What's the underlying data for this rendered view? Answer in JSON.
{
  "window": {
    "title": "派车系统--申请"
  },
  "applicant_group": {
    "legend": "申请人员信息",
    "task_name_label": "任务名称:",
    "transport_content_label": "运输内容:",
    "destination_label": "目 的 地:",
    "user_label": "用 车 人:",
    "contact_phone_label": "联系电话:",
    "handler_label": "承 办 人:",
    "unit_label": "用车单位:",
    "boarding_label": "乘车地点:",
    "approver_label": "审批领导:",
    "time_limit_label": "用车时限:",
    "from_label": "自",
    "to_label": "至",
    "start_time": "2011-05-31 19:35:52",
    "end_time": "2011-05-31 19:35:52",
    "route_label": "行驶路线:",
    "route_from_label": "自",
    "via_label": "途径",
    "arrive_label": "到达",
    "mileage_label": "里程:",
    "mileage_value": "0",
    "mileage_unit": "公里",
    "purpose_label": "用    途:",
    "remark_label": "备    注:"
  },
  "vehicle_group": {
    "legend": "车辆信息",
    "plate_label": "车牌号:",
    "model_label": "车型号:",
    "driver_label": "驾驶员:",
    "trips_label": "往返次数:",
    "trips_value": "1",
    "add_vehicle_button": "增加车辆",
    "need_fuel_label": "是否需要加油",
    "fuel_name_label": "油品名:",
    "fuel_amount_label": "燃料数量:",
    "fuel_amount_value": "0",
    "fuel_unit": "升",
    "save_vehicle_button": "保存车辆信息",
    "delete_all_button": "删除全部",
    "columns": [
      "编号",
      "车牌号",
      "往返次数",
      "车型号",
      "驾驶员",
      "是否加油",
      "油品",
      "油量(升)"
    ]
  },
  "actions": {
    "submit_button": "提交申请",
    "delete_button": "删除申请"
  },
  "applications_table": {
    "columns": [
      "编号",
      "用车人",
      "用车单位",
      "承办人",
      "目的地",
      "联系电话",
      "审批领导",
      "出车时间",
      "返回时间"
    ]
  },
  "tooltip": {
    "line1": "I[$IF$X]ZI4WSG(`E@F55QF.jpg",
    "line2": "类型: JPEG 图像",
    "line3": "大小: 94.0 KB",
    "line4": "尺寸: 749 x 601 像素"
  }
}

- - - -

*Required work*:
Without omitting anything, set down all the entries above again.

*Answer box*:
What's the underlying data for this rendered view? Answer in JSON.
{
  "window": {
    "title": "派车系统--申请"
  },
  "applicant_group": {
    "legend": "申请人员信息",
    "task_name_label": "任务名称:",
    "transport_content_label": "运输内容:",
    "destination_label": "目 的 地:",
    "user_label": "用 车 人:",
    "contact_phone_label": "联系电话:",
    "handler_label": "承 办 人:",
    "unit_label": "用车单位:",
    "boarding_label": "乘车地点:",
    "approver_label": "审批领导:",
    "time_limit_label": "用车时限:",
    "from_label": "自",
    "to_label": "至",
    "start_time": "2011-05-31 19:35:52",
    "end_time": "2011-05-31 19:35:52",
    "route_label": "行驶路线:",
    "route_from_label": "自",
    "via_label": "途径",
    "arrive_label": "到达",
    "mileage_label": "里程:",
    "mileage_value": "0",
    "mileage_unit": "公里",
    "purpose_label": "用    途:",
    "remark_label": "备    注:"
  },
  "vehicle_group": {
    "legend": "车辆信息",
    "plate_label": "车牌号:",
    "model_label": "车型号:",
    "driver_label": "驾驶员:",
    "trips_label": "往返次数:",
    "trips_value": "1",
    "add_vehicle_button": "增加车辆",
    "need_fuel_label": "是否需要加油",
    "fuel_name_label": "油品名:",
    "fuel_amount_label": "燃料数量:",
    "fuel_amount_value": "0",
    "fuel_unit": "升",
    "save_vehicle_button": "保存车辆信息",
    "delete_all_button": "删除全部",
    "columns": [
      "编号",
      "车牌号",
      "往返次数",
      "车型号",
      "驾驶员",
      "是否加油",
      "油品",
      "油量(升)"
    ]
  },
  "actions": {
    "submit_button": "提交申请",
    "delete_button": "删除申请"
  },
  "applications_table": {
    "columns": [
      "编号",
      "用车人",
      "用车单位",
      "承办人",
      "目的地",
      "联系电话",
      "审批领导",
      "出车时间",
      "返回时间"
    ]
  },
  "tooltip": {
    "line1": "I[$IF$X]ZI4WSG(`E@F55QF.jpg",
    "line2": "类型: JPEG 图像",
    "line3": "大小: 94.0 KB",
    "line4": "尺寸: 749 x 601 像素"
  }
}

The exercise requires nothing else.